*** Data supplied ***

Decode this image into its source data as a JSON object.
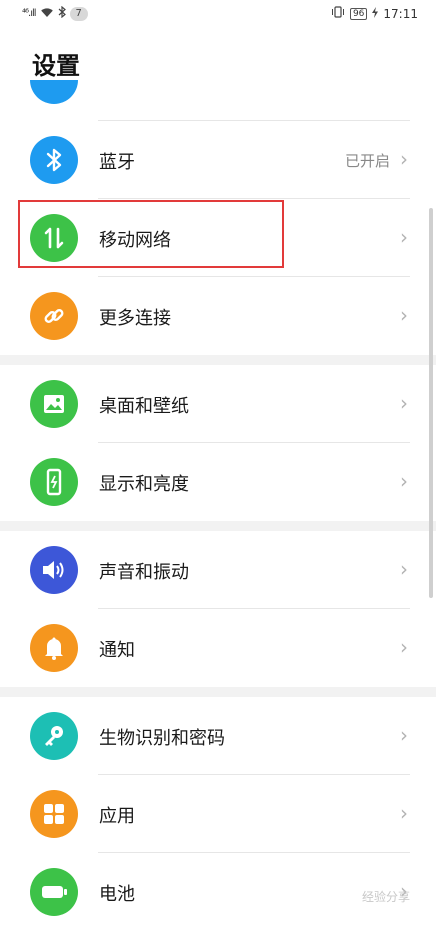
{
  "status_bar": {
    "signal": "⁴⁶.ıll",
    "notification_count": "7",
    "battery": "96",
    "time": "17:11"
  },
  "page": {
    "title": "设置"
  },
  "rows": [
    {
      "label": "蓝牙",
      "value": "已开启",
      "icon": "bluetooth-icon",
      "color": "#1E9BF0"
    },
    {
      "label": "移动网络",
      "value": "",
      "icon": "mobile-network-icon",
      "color": "#3DC248"
    },
    {
      "label": "更多连接",
      "value": "",
      "icon": "link-icon",
      "color": "#F5961E"
    },
    {
      "label": "桌面和壁纸",
      "value": "",
      "icon": "wallpaper-icon",
      "color": "#3DC248"
    },
    {
      "label": "显示和亮度",
      "value": "",
      "icon": "display-icon",
      "color": "#3DC248"
    },
    {
      "label": "声音和振动",
      "value": "",
      "icon": "speaker-icon",
      "color": "#3D57D8"
    },
    {
      "label": "通知",
      "value": "",
      "icon": "bell-icon",
      "color": "#F5961E"
    },
    {
      "label": "生物识别和密码",
      "value": "",
      "icon": "key-icon",
      "color": "#1DBFB4"
    },
    {
      "label": "应用",
      "value": "",
      "icon": "apps-grid-icon",
      "color": "#F5961E"
    },
    {
      "label": "电池",
      "value": "",
      "icon": "battery-icon",
      "color": "#3DC248"
    }
  ],
  "watermark": "经验分享"
}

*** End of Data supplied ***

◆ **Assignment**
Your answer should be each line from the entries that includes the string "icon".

◆ **Response to this exercise**
      "icon": "bluetooth-icon",
      "icon": "mobile-network-icon",
      "icon": "link-icon",
      "icon": "wallpaper-icon",
      "icon": "display-icon",
      "icon": "speaker-icon",
      "icon": "bell-icon",
      "icon": "key-icon",
      "icon": "apps-grid-icon",
      "icon": "battery-icon",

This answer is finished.